* _Work task_
Below is a block of records; repeat each one exactly.
** Source material follows **
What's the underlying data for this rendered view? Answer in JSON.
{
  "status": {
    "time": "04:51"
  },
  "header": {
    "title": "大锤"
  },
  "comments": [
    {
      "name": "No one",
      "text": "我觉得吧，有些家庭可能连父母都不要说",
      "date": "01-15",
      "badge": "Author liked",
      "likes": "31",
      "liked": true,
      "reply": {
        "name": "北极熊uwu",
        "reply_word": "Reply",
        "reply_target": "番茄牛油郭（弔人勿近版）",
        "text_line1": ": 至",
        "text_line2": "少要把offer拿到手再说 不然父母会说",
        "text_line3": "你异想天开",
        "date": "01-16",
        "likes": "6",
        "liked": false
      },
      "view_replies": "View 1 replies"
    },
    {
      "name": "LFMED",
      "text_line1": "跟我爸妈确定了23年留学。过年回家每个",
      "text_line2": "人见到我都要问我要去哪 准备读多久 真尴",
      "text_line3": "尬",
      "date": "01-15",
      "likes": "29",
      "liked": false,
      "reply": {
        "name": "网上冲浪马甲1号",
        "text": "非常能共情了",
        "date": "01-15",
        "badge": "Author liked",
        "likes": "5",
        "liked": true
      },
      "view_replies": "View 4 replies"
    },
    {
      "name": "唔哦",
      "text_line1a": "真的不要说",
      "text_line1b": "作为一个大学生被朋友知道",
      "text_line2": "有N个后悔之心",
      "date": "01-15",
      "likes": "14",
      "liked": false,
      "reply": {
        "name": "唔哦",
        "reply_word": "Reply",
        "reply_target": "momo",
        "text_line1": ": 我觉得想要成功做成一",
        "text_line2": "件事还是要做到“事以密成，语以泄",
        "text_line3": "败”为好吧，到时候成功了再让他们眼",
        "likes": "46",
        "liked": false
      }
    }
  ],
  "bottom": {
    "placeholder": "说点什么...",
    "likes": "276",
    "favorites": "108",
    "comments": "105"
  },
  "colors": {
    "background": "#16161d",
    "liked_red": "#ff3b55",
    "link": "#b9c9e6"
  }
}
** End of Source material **
* _Your solution_
What's the underlying data for this rendered view? Answer in JSON.
{
  "status": {
    "time": "04:51"
  },
  "header": {
    "title": "大锤"
  },
  "comments": [
    {
      "name": "No one",
      "text": "我觉得吧，有些家庭可能连父母都不要说",
      "date": "01-15",
      "badge": "Author liked",
      "likes": "31",
      "liked": true,
      "reply": {
        "name": "北极熊uwu",
        "reply_word": "Reply",
        "reply_target": "番茄牛油郭（弔人勿近版）",
        "text_line1": ": 至",
        "text_line2": "少要把offer拿到手再说 不然父母会说",
        "text_line3": "你异想天开",
        "date": "01-16",
        "likes": "6",
        "liked": false
      },
      "view_replies": "View 1 replies"
    },
    {
      "name": "LFMED",
      "text_line1": "跟我爸妈确定了23年留学。过年回家每个",
      "text_line2": "人见到我都要问我要去哪 准备读多久 真尴",
      "text_line3": "尬",
      "date": "01-15",
      "likes": "29",
      "liked": false,
      "reply": {
        "name": "网上冲浪马甲1号",
        "text": "非常能共情了",
        "date": "01-15",
        "badge": "Author liked",
        "likes": "5",
        "liked": true
      },
      "view_replies": "View 4 replies"
    },
    {
      "name": "唔哦",
      "text_line1a": "真的不要说",
      "text_line1b": "作为一个大学生被朋友知道",
      "text_line2": "有N个后悔之心",
      "date": "01-15",
      "likes": "14",
      "liked": false,
      "reply": {
        "name": "唔哦",
        "reply_word": "Reply",
        "reply_target": "momo",
        "text_line1": ": 我觉得想要成功做成一",
        "text_line2": "件事还是要做到“事以密成，语以泄",
        "text_line3": "败”为好吧，到时候成功了再让他们眼",
        "likes": "46",
        "liked": false
      }
    }
  ],
  "bottom": {
    "placeholder": "说点什么...",
    "likes": "276",
    "favorites": "108",
    "comments": "105"
  },
  "colors": {
    "background": "#16161d",
    "liked_red": "#ff3b55",
    "link": "#b9c9e6"
  }
}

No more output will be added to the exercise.